Baptism says that not only are we named but that we are owned by God. God keeps what
God purchases and on the cross an awesome price was paid. In times of great doubt, when
the reformation faltered and seemed about to disintegrate, Martin Luther would sometimes
touch his forehead and say to himself, "Martin, be calm, be calm Martin; you are
baptized." In those times of our greatest trials, confusion, spiritual dryness, and
hopelessness, we might do well to touch our foreheads and remind ourselves who and whose
we really are.
In a memorable scene in the Roots series many years ago, Kunta Kinte waits beside the
horses while his master attends a ball. While he sits in the buggy he hears other music
coming from the slaves quarters. Different music. Strange rhythms. His legs
practically take him down the path to the little cabins behind the big house. There he
sees a man playing African music, the music which he remembered hearing in Africa as a
child-music which he had almost forgotten. Kunta Kinte found that the man was from his
section of Africa. They talked excitedly in his native language of home and stories. That
night Kunte went home changed. He lay upon the dirt floor of his cabin and wept, weeping
in sadness because he had almost forgotten; weeping for joy because he had remembered.
Slavery and humiliation had almost erased his memory, but the music helped him to
It is easy in the confusion of this life to forget who you are and more importantly,
whose you are. So the Church is here to remind you, we are here all of us to remind each
other that we have been named and purchased. That someone greater than John the Baptist

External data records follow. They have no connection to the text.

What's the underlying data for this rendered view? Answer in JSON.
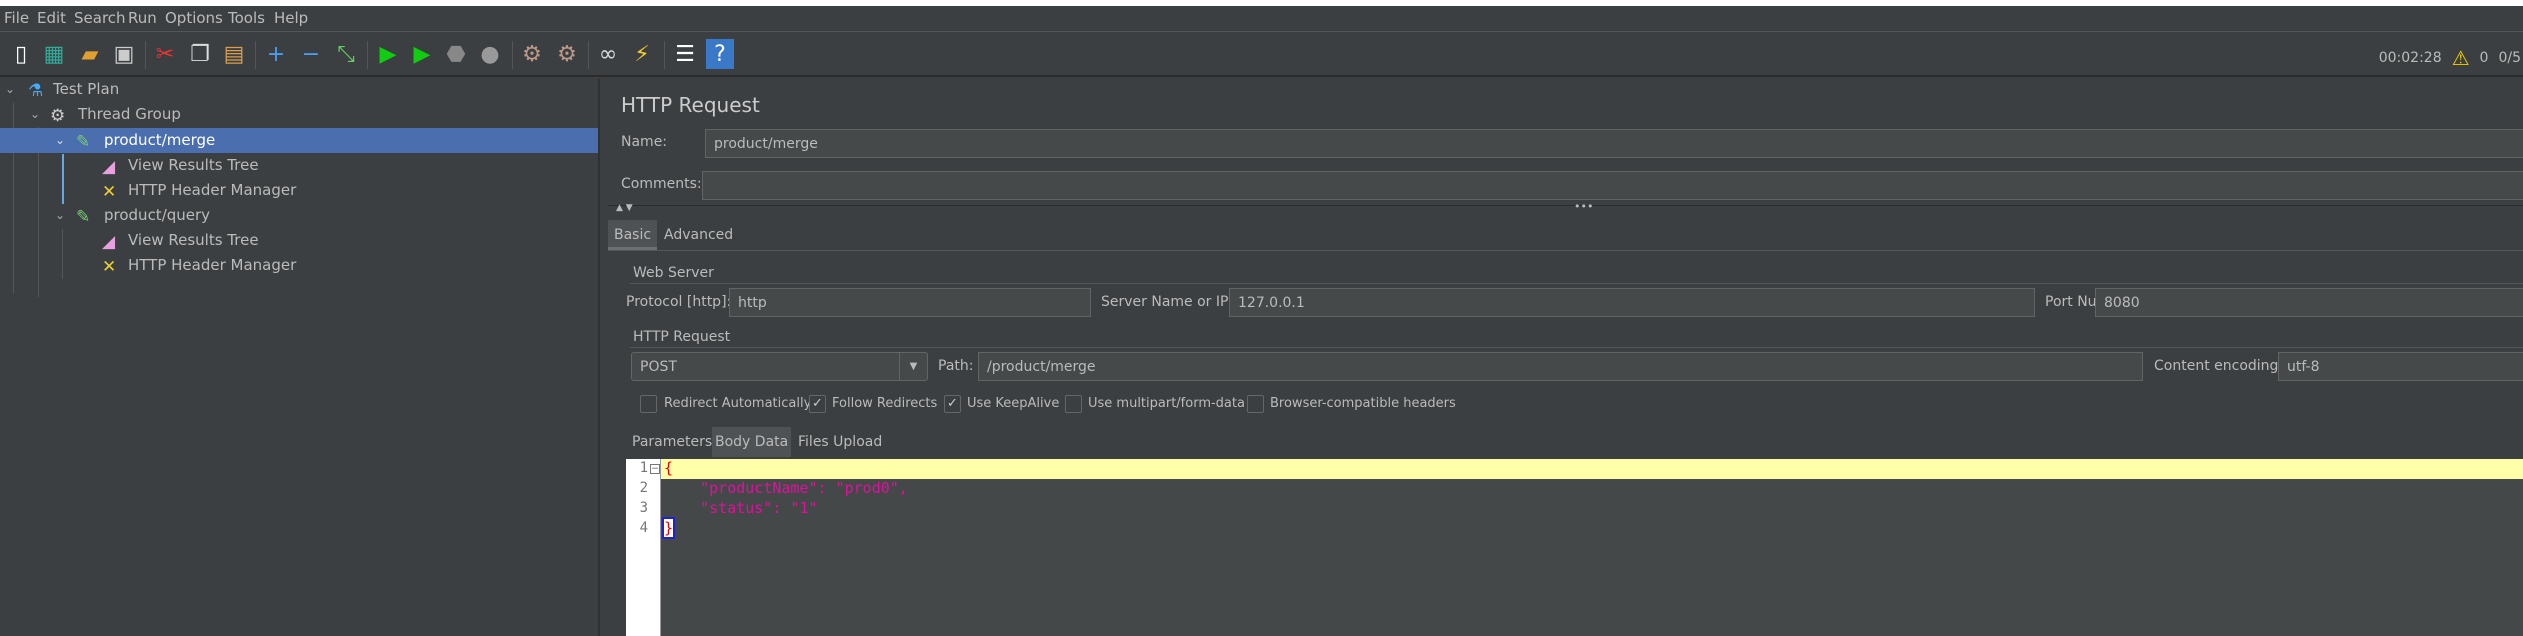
{
  "menu": [
    "File",
    "Edit",
    "Search",
    "Run",
    "Options",
    "Tools",
    "Help"
  ],
  "toolbar_icons": [
    "new-icon",
    "templates-icon",
    "open-icon",
    "save-icon",
    "cut-icon",
    "copy-icon",
    "paste-icon",
    "expand-icon",
    "collapse-icon",
    "toggle-icon",
    "start-icon",
    "start-no-pauses-icon",
    "stop-icon",
    "shutdown-icon",
    "clear-icon",
    "clear-all-icon",
    "search-icon",
    "reset-search-icon",
    "function-helper-icon",
    "help-icon"
  ],
  "status": {
    "elapsed": "00:02:28",
    "errors": "0",
    "threads": "0/5"
  },
  "tree": [
    {
      "label": "Test Plan",
      "icon": "flask-icon"
    },
    {
      "label": "Thread Group",
      "icon": "gear-icon"
    },
    {
      "label": "product/merge",
      "icon": "pipette-icon",
      "selected": true
    },
    {
      "label": "View Results Tree",
      "icon": "chart-icon"
    },
    {
      "label": "HTTP Header Manager",
      "icon": "tools-icon"
    },
    {
      "label": "product/query",
      "icon": "pipette-icon"
    },
    {
      "label": "View Results Tree",
      "icon": "chart-icon"
    },
    {
      "label": "HTTP Header Manager",
      "icon": "tools-icon"
    }
  ],
  "panel": {
    "title": "HTTP Request",
    "name_label": "Name:",
    "name_value": "product/merge",
    "comments_label": "Comments:",
    "comments_value": "",
    "tabs": [
      "Basic",
      "Advanced"
    ],
    "web_server": {
      "legend": "Web Server",
      "protocol_label": "Protocol [http]:",
      "protocol": "http",
      "server_label": "Server Name or IP:",
      "server": "127.0.0.1",
      "port_label": "Port Number:",
      "port": "8080"
    },
    "http_request": {
      "legend": "HTTP Request",
      "method": "POST",
      "path_label": "Path:",
      "path": "/product/merge",
      "encoding_label": "Content encoding:",
      "encoding": "utf-8"
    },
    "checkboxes": [
      {
        "label": "Redirect Automatically",
        "checked": false
      },
      {
        "label": "Follow Redirects",
        "checked": true
      },
      {
        "label": "Use KeepAlive",
        "checked": true
      },
      {
        "label": "Use multipart/form-data",
        "checked": false
      },
      {
        "label": "Browser-compatible headers",
        "checked": false
      }
    ],
    "subtabs": [
      "Parameters",
      "Body Data",
      "Files Upload"
    ],
    "body_lines": [
      "{",
      "    \"productName\": \"prod0\",",
      "    \"status\": \"1\"",
      "}"
    ],
    "line_numbers": [
      "1",
      "2",
      "3",
      "4"
    ]
  }
}
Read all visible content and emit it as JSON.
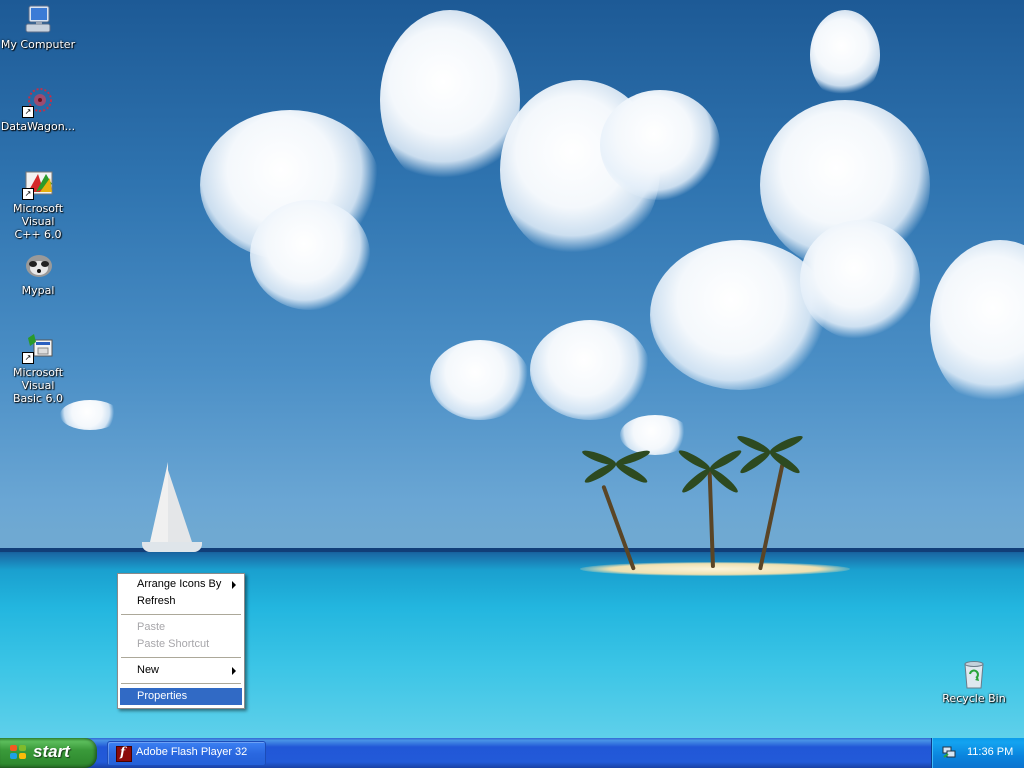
{
  "desktop_icons": [
    {
      "label": "My Computer",
      "icon": "my-computer-icon"
    },
    {
      "label": "DataWagon...",
      "icon": "datawagon-icon"
    },
    {
      "label": "Microsoft Visual\nC++ 6.0",
      "icon": "visual-cpp-icon"
    },
    {
      "label": "Mypal",
      "icon": "mypal-icon"
    },
    {
      "label": "Microsoft Visual\nBasic 6.0",
      "icon": "visual-basic-icon"
    },
    {
      "label": "Recycle Bin",
      "icon": "recycle-bin-icon"
    }
  ],
  "context_menu": {
    "items": [
      {
        "label": "Arrange Icons By",
        "has_submenu": true,
        "enabled": true
      },
      {
        "label": "Refresh",
        "enabled": true
      },
      {
        "label": "Paste",
        "enabled": false
      },
      {
        "label": "Paste Shortcut",
        "enabled": false
      },
      {
        "label": "New",
        "has_submenu": true,
        "enabled": true
      },
      {
        "label": "Properties",
        "enabled": true,
        "highlighted": true
      }
    ]
  },
  "taskbar": {
    "start_label": "start",
    "tasks": [
      {
        "label": "Adobe Flash Player 32",
        "icon": "flash-player-icon"
      }
    ],
    "clock": "11:36 PM"
  },
  "colors": {
    "selection": "#316ac5",
    "taskbar": "#245edb",
    "start_button": "#3c9a3c",
    "tray": "#0c9bea"
  }
}
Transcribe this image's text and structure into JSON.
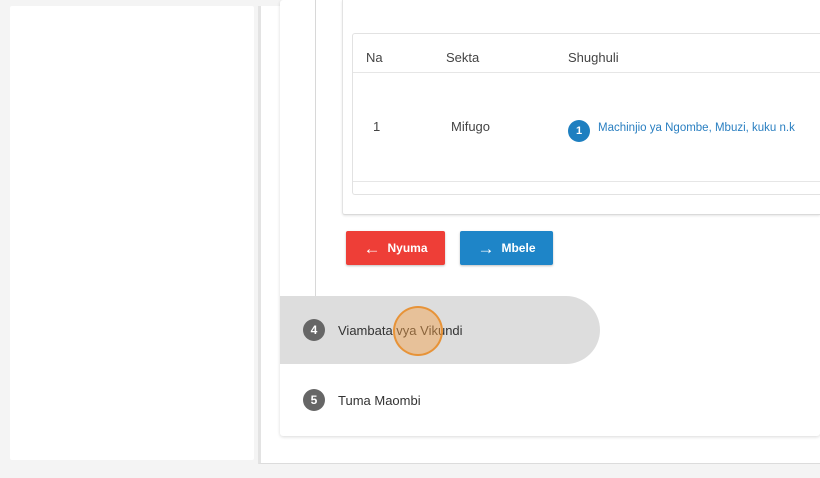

has claimed us and loves us with a love that will never give up on us. Remember your
baptism and be thankful, for this is who you are. Amen.